What is needed — Present the data once more in exactly its original form.

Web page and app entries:
>>>
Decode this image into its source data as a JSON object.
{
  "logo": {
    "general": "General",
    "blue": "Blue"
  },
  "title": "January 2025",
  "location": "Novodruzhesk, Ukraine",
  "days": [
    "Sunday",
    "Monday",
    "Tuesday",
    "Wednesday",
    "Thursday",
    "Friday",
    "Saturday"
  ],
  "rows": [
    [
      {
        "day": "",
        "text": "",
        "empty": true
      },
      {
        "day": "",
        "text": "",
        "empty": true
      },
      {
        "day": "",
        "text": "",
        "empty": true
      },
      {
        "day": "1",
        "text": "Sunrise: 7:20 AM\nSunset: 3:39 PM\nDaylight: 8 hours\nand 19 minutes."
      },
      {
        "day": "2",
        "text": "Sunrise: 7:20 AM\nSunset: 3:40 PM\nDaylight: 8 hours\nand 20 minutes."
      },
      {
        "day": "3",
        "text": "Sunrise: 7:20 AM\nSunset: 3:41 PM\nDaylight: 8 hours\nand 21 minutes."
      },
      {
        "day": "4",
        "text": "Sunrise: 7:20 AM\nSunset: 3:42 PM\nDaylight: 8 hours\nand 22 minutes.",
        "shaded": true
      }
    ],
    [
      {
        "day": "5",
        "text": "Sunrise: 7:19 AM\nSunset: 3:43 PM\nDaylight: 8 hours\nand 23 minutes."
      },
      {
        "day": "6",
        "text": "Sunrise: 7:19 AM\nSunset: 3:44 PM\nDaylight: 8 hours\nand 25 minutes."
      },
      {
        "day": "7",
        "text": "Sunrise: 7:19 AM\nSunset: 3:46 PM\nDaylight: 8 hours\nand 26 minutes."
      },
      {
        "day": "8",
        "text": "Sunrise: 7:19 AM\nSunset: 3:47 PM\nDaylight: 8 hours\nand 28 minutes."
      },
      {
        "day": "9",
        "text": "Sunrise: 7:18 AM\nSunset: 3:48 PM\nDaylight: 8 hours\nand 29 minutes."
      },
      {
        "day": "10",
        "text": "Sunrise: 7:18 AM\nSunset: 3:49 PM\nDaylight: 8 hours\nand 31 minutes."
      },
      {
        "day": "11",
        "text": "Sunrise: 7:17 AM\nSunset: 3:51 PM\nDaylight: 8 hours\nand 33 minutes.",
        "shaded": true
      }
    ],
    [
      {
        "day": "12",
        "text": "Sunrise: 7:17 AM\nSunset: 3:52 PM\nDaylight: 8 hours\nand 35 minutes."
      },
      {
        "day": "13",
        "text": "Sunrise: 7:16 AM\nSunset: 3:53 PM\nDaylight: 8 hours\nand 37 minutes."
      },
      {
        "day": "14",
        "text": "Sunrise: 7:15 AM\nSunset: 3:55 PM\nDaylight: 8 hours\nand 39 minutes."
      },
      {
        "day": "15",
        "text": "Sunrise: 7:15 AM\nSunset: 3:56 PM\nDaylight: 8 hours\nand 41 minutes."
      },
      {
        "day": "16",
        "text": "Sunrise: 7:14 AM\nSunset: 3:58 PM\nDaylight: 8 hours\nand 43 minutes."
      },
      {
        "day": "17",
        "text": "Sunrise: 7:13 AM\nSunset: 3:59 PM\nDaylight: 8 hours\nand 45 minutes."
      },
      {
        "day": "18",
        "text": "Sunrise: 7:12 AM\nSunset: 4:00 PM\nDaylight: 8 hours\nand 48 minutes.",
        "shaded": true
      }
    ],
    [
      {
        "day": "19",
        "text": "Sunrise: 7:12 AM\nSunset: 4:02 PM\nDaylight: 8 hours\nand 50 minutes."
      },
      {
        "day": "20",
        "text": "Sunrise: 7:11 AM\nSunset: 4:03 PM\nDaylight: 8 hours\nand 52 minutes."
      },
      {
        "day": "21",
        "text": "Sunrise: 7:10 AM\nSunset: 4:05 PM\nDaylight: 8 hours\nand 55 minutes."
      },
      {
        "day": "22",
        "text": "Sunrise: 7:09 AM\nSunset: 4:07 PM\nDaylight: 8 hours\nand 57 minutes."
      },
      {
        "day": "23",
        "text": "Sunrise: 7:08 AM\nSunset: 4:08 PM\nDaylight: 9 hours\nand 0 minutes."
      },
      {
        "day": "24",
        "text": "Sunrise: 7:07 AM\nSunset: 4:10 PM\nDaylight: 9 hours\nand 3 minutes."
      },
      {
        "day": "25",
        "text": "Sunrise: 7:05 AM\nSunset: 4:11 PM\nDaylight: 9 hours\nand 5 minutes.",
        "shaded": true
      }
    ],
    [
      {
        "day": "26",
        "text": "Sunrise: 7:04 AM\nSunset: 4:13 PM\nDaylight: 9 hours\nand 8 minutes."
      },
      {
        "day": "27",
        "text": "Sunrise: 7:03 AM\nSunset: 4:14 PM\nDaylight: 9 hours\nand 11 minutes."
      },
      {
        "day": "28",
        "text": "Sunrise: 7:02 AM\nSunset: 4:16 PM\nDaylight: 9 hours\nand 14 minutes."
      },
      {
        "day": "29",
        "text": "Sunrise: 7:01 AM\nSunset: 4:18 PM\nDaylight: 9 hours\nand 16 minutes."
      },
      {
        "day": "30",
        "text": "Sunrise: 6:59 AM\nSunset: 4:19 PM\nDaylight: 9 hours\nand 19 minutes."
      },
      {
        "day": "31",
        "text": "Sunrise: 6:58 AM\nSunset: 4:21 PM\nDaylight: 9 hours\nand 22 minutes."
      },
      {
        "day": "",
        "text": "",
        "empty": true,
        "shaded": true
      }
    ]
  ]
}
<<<
Exercise output —
Decode this image into its source data as a JSON object.
{
  "logo": {
    "general": "General",
    "blue": "Blue"
  },
  "title": "January 2025",
  "location": "Novodruzhesk, Ukraine",
  "days": [
    "Sunday",
    "Monday",
    "Tuesday",
    "Wednesday",
    "Thursday",
    "Friday",
    "Saturday"
  ],
  "rows": [
    [
      {
        "day": "",
        "text": "",
        "empty": true
      },
      {
        "day": "",
        "text": "",
        "empty": true
      },
      {
        "day": "",
        "text": "",
        "empty": true
      },
      {
        "day": "1",
        "text": "Sunrise: 7:20 AM\nSunset: 3:39 PM\nDaylight: 8 hours\nand 19 minutes."
      },
      {
        "day": "2",
        "text": "Sunrise: 7:20 AM\nSunset: 3:40 PM\nDaylight: 8 hours\nand 20 minutes."
      },
      {
        "day": "3",
        "text": "Sunrise: 7:20 AM\nSunset: 3:41 PM\nDaylight: 8 hours\nand 21 minutes."
      },
      {
        "day": "4",
        "text": "Sunrise: 7:20 AM\nSunset: 3:42 PM\nDaylight: 8 hours\nand 22 minutes.",
        "shaded": true
      }
    ],
    [
      {
        "day": "5",
        "text": "Sunrise: 7:19 AM\nSunset: 3:43 PM\nDaylight: 8 hours\nand 23 minutes."
      },
      {
        "day": "6",
        "text": "Sunrise: 7:19 AM\nSunset: 3:44 PM\nDaylight: 8 hours\nand 25 minutes."
      },
      {
        "day": "7",
        "text": "Sunrise: 7:19 AM\nSunset: 3:46 PM\nDaylight: 8 hours\nand 26 minutes."
      },
      {
        "day": "8",
        "text": "Sunrise: 7:19 AM\nSunset: 3:47 PM\nDaylight: 8 hours\nand 28 minutes."
      },
      {
        "day": "9",
        "text": "Sunrise: 7:18 AM\nSunset: 3:48 PM\nDaylight: 8 hours\nand 29 minutes."
      },
      {
        "day": "10",
        "text": "Sunrise: 7:18 AM\nSunset: 3:49 PM\nDaylight: 8 hours\nand 31 minutes."
      },
      {
        "day": "11",
        "text": "Sunrise: 7:17 AM\nSunset: 3:51 PM\nDaylight: 8 hours\nand 33 minutes.",
        "shaded": true
      }
    ],
    [
      {
        "day": "12",
        "text": "Sunrise: 7:17 AM\nSunset: 3:52 PM\nDaylight: 8 hours\nand 35 minutes."
      },
      {
        "day": "13",
        "text": "Sunrise: 7:16 AM\nSunset: 3:53 PM\nDaylight: 8 hours\nand 37 minutes."
      },
      {
        "day": "14",
        "text": "Sunrise: 7:15 AM\nSunset: 3:55 PM\nDaylight: 8 hours\nand 39 minutes."
      },
      {
        "day": "15",
        "text": "Sunrise: 7:15 AM\nSunset: 3:56 PM\nDaylight: 8 hours\nand 41 minutes."
      },
      {
        "day": "16",
        "text": "Sunrise: 7:14 AM\nSunset: 3:58 PM\nDaylight: 8 hours\nand 43 minutes."
      },
      {
        "day": "17",
        "text": "Sunrise: 7:13 AM\nSunset: 3:59 PM\nDaylight: 8 hours\nand 45 minutes."
      },
      {
        "day": "18",
        "text": "Sunrise: 7:12 AM\nSunset: 4:00 PM\nDaylight: 8 hours\nand 48 minutes.",
        "shaded": true
      }
    ],
    [
      {
        "day": "19",
        "text": "Sunrise: 7:12 AM\nSunset: 4:02 PM\nDaylight: 8 hours\nand 50 minutes."
      },
      {
        "day": "20",
        "text": "Sunrise: 7:11 AM\nSunset: 4:03 PM\nDaylight: 8 hours\nand 52 minutes."
      },
      {
        "day": "21",
        "text": "Sunrise: 7:10 AM\nSunset: 4:05 PM\nDaylight: 8 hours\nand 55 minutes."
      },
      {
        "day": "22",
        "text": "Sunrise: 7:09 AM\nSunset: 4:07 PM\nDaylight: 8 hours\nand 57 minutes."
      },
      {
        "day": "23",
        "text": "Sunrise: 7:08 AM\nSunset: 4:08 PM\nDaylight: 9 hours\nand 0 minutes."
      },
      {
        "day": "24",
        "text": "Sunrise: 7:07 AM\nSunset: 4:10 PM\nDaylight: 9 hours\nand 3 minutes."
      },
      {
        "day": "25",
        "text": "Sunrise: 7:05 AM\nSunset: 4:11 PM\nDaylight: 9 hours\nand 5 minutes.",
        "shaded": true
      }
    ],
    [
      {
        "day": "26",
        "text": "Sunrise: 7:04 AM\nSunset: 4:13 PM\nDaylight: 9 hours\nand 8 minutes."
      },
      {
        "day": "27",
        "text": "Sunrise: 7:03 AM\nSunset: 4:14 PM\nDaylight: 9 hours\nand 11 minutes."
      },
      {
        "day": "28",
        "text": "Sunrise: 7:02 AM\nSunset: 4:16 PM\nDaylight: 9 hours\nand 14 minutes."
      },
      {
        "day": "29",
        "text": "Sunrise: 7:01 AM\nSunset: 4:18 PM\nDaylight: 9 hours\nand 16 minutes."
      },
      {
        "day": "30",
        "text": "Sunrise: 6:59 AM\nSunset: 4:19 PM\nDaylight: 9 hours\nand 19 minutes."
      },
      {
        "day": "31",
        "text": "Sunrise: 6:58 AM\nSunset: 4:21 PM\nDaylight: 9 hours\nand 22 minutes."
      },
      {
        "day": "",
        "text": "",
        "empty": true,
        "shaded": true
      }
    ]
  ]
}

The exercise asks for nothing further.